**What to produce**
For the records below, report how many lines include "title", with no accompanying text.

**Information given**

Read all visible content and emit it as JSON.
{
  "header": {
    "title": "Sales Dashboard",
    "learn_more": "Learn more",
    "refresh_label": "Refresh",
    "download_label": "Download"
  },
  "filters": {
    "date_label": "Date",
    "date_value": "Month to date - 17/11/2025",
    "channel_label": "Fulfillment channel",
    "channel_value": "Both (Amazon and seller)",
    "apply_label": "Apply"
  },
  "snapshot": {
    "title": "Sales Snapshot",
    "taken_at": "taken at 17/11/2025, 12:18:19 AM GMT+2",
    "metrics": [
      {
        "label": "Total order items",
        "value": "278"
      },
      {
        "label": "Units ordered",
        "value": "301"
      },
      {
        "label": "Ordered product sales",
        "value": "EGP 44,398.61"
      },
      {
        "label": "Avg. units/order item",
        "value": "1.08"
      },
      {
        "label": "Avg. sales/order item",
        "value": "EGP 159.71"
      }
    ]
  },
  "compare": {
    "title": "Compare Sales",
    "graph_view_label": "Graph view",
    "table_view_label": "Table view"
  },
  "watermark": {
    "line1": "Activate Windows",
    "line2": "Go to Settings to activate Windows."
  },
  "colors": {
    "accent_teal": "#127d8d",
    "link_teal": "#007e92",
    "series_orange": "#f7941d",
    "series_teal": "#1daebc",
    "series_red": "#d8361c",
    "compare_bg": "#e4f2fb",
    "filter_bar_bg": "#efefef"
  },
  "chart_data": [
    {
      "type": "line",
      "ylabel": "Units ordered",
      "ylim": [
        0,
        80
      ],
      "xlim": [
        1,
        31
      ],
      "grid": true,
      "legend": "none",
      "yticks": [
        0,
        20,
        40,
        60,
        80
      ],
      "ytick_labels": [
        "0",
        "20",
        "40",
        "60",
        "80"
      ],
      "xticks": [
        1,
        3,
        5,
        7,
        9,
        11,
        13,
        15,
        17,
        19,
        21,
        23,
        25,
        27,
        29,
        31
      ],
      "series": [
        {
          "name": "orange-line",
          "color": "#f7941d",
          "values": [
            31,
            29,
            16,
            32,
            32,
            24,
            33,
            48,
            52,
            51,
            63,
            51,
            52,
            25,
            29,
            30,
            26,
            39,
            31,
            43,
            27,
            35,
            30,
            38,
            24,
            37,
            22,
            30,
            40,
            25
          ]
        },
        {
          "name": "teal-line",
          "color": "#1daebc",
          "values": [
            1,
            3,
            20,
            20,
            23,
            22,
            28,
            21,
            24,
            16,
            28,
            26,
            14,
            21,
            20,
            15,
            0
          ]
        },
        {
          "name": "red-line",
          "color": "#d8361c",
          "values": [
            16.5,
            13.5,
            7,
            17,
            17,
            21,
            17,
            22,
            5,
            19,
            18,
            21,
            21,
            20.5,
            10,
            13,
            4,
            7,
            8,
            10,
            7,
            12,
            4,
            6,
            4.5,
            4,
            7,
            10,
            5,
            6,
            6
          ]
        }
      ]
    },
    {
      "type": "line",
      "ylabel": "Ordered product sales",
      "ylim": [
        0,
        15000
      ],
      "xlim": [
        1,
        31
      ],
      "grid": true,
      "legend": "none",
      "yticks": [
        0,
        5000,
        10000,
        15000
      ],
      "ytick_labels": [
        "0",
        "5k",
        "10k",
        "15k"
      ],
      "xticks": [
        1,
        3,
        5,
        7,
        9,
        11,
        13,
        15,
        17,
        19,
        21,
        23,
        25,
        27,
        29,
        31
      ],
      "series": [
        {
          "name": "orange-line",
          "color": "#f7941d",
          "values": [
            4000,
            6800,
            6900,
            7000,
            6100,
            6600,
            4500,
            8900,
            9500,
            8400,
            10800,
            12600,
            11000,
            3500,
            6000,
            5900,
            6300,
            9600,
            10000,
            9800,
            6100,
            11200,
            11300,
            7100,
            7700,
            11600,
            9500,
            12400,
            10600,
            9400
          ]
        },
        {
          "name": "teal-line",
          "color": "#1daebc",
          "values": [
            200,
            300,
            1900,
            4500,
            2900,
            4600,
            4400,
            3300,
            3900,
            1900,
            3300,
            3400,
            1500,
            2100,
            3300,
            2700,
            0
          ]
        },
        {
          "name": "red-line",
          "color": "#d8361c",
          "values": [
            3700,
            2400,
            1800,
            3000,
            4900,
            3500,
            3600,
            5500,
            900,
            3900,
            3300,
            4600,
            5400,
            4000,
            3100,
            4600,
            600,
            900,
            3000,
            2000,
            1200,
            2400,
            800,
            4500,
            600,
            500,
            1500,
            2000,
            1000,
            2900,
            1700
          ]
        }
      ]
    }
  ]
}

**Worked solution**
3